DATA TO EXAMINE –
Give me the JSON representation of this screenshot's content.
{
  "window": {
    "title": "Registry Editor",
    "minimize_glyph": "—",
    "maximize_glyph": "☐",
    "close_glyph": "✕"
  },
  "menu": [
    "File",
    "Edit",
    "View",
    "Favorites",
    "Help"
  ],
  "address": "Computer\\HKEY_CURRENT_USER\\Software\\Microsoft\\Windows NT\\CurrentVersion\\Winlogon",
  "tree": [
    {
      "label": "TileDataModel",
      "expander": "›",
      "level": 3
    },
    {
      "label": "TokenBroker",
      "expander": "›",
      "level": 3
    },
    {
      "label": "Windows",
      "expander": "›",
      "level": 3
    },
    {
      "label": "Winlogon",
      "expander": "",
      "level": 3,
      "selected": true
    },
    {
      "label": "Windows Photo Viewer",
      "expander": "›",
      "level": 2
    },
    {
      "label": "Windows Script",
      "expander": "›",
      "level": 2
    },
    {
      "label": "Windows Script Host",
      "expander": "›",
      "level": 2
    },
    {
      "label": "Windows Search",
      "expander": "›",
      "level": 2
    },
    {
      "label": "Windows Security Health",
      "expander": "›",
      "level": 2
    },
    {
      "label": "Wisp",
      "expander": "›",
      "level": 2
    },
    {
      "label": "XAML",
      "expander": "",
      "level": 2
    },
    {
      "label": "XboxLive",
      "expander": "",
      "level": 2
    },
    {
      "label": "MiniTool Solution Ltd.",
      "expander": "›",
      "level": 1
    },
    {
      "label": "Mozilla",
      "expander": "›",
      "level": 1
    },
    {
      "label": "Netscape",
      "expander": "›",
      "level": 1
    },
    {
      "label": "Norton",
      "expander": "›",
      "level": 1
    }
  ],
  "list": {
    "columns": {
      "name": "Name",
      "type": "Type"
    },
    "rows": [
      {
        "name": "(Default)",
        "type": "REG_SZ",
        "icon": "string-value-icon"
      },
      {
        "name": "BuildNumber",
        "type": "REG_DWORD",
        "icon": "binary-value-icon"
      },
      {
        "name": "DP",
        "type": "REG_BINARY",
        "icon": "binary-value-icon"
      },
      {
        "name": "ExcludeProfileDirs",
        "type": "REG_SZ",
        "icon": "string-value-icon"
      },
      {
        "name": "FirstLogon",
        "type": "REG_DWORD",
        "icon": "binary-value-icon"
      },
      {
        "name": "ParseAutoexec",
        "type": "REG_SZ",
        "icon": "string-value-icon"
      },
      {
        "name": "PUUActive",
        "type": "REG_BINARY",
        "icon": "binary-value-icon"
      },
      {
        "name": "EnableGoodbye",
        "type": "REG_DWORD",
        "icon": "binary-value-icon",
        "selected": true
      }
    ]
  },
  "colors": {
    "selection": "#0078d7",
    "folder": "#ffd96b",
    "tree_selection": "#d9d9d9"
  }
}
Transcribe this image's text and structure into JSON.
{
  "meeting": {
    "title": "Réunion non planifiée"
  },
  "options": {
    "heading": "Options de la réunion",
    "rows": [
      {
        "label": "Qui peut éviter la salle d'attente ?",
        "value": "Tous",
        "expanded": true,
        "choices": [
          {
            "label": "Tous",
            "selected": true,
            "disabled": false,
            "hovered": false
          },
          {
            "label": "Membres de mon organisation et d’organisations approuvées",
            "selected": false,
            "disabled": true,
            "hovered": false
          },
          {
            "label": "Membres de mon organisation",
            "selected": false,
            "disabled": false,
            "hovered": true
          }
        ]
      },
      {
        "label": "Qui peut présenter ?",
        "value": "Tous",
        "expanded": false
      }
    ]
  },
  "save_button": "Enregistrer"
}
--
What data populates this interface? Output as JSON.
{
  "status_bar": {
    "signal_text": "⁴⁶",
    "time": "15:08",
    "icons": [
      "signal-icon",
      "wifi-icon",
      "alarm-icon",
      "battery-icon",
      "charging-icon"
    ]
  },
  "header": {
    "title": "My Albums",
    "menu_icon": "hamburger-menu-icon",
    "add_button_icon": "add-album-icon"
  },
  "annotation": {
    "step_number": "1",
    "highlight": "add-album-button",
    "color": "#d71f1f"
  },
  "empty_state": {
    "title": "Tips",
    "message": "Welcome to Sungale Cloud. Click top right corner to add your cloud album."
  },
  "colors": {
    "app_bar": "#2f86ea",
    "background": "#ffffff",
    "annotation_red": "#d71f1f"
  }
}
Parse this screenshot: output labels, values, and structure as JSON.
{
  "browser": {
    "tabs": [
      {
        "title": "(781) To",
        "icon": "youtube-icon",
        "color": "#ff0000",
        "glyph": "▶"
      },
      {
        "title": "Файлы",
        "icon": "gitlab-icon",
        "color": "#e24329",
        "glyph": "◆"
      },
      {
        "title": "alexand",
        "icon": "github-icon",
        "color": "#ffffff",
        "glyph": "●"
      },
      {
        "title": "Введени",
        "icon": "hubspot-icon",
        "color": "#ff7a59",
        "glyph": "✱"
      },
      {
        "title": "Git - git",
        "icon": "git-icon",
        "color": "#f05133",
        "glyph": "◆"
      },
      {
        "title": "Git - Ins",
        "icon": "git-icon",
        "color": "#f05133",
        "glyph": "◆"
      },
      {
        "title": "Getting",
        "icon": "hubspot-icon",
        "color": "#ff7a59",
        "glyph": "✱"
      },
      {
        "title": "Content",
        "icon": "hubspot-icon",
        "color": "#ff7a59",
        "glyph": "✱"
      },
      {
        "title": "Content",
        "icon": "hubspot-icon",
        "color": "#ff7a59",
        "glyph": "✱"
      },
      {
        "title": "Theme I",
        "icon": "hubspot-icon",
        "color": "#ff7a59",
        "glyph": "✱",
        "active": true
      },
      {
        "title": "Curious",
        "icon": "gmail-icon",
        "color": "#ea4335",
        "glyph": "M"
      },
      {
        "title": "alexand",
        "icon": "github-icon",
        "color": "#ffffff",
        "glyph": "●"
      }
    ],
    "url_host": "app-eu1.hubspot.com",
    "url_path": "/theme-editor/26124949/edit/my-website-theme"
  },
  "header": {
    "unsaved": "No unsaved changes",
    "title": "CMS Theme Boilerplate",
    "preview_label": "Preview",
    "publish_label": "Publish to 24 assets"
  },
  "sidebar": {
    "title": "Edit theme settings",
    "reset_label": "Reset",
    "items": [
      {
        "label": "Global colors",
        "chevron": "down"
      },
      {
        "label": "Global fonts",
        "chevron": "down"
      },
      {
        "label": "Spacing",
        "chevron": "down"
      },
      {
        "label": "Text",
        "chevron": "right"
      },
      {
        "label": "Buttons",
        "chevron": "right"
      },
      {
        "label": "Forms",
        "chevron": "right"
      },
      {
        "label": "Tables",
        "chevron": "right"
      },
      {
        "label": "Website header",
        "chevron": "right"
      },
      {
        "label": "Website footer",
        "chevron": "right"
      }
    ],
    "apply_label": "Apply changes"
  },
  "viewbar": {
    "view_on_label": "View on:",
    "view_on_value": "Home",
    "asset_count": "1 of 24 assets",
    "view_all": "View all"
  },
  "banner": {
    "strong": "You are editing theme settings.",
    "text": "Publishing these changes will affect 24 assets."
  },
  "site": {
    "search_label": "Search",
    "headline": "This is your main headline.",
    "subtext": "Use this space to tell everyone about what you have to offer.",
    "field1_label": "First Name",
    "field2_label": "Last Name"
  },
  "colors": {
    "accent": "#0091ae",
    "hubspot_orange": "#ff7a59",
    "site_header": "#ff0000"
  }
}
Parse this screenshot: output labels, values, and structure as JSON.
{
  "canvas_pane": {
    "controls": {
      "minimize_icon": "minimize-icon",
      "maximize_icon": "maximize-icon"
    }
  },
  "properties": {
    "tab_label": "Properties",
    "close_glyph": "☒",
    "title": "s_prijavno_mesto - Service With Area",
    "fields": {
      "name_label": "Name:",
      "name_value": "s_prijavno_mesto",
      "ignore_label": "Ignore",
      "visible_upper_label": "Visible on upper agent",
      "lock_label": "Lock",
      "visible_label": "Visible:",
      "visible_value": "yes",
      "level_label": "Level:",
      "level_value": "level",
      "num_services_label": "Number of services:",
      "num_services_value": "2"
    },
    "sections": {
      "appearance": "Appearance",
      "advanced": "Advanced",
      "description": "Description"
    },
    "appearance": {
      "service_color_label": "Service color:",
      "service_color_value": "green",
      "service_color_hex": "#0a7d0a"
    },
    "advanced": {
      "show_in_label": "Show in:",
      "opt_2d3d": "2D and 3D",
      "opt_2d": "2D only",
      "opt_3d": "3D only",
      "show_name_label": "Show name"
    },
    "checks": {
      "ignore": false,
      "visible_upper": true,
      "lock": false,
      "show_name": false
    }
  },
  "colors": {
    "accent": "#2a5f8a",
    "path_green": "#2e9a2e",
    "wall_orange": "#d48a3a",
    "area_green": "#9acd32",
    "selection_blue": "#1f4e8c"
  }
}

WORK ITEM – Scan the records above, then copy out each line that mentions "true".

RESPONSE AREA –
      "selected": true
        "selected": true
        "expanded": true,
            "selected": true,
            "disabled": true,
            "hovered": true
        "active": true
      "visible_upper": true,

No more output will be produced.